“I have had one TUE in my career in October 2013 for Diamox to treat altitude sickness while climbing Kilimanjaro,” Brownlee said on his official Twitter account.
“Slightly embarrassing that someone as fit as me suffered from altitude sickness but thankfully @jonny_brownlee was there to carry me.”
As with the other 126 athletes whose TUEs have been hacked from WADA’s database, there is no suggestion of Brownlee, a four-time world champion, breaking any anti-doping rules.
In fact, this latest batch from the Fancy Bears is by some margin the least interesting, as it includes a case of a leading rower from New Zealand needing medication for his haemorrhoids and several athletes on asthma medication.
Previous names to have their medical data released in this way include British cycling stars Chris Froome and Sir Bradley Wiggins, American tennis sisters Serena and Venus Williams, British distance runner Mo Farah and Spanish tennis great Rafael Nadal.
Brownlee, of Leeds, who is enjoying a golden period of popularity along with his brother and fellow triathlete Jonathan, is the 24th British sports star to be named.
The Fancy Bears, who are believed to have targeted WADA’s database in retaliation for the investigations that exposed Russia’s state-sponsored doping programme, have been widely condemned by anti-doping groups for breaching data protection laws and falsely accusing innocent athletes of cheating.
But their actions have drawn attention to an area that some anti-doping experts have suggested is open to abuse, with the debate on the timing of three of Wiggins’ TUEs still raging within cycling circles.
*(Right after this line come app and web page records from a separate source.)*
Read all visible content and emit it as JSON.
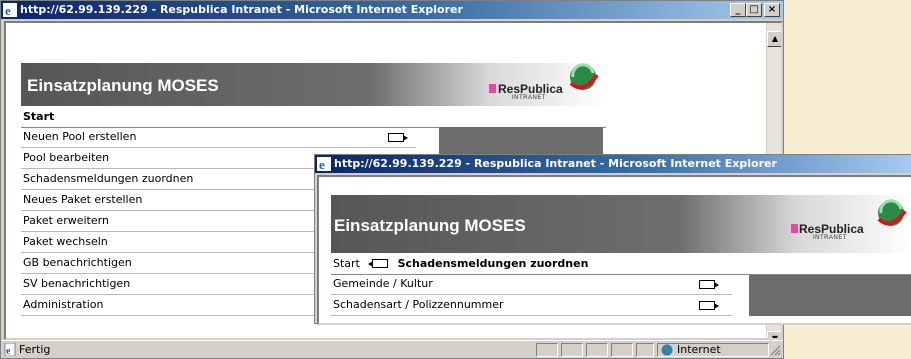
{
  "window_back": {
    "title": "http://62.99.139.229 - Respublica Intranet - Microsoft Internet Explorer",
    "controls": {
      "minimize": "_",
      "maximize": "□",
      "close": "×"
    },
    "banner_title": "Einsatzplanung MOSES",
    "logo": {
      "name": "ResPublica",
      "sub": "INTRANET"
    },
    "breadcrumb": "Start",
    "menu_items": [
      {
        "label": "Neuen Pool erstellen"
      },
      {
        "label": "Pool bearbeiten"
      },
      {
        "label": "Schadensmeldungen zuordnen"
      },
      {
        "label": "Neues Paket erstellen"
      },
      {
        "label": "Paket erweitern"
      },
      {
        "label": "Paket wechseln"
      },
      {
        "label": "GB benachrichtigen"
      },
      {
        "label": "SV benachrichtigen"
      },
      {
        "label": "Administration"
      }
    ],
    "status": {
      "text": "Fertig",
      "zone": "Internet"
    },
    "scroll": {
      "up": "▲",
      "down": "▼"
    }
  },
  "window_front": {
    "title": "http://62.99.139.229 - Respublica Intranet - Microsoft Internet Explorer",
    "banner_title": "Einsatzplanung MOSES",
    "logo": {
      "name": "ResPublica",
      "sub": "INTRANET"
    },
    "breadcrumb_start": "Start",
    "breadcrumb_current": "Schadensmeldungen zuordnen",
    "menu_items": [
      {
        "label": "Gemeinde / Kultur"
      },
      {
        "label": "Schadensart / Polizzennummer"
      }
    ]
  },
  "colors": {
    "titlebar": "#0a246a",
    "banner": "#5a5a5a",
    "logo_accent": "#e64aa0",
    "background": "#f8efd3"
  }
}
WADA, however, has defended the TUE process, saying it is essential to allow athletes with medical conditions to compete at the highest level, while Wiggins has denied that he took advantage of the system to gain a physical benefit beyond dealing with a long-standing and debilitating pollen allergy.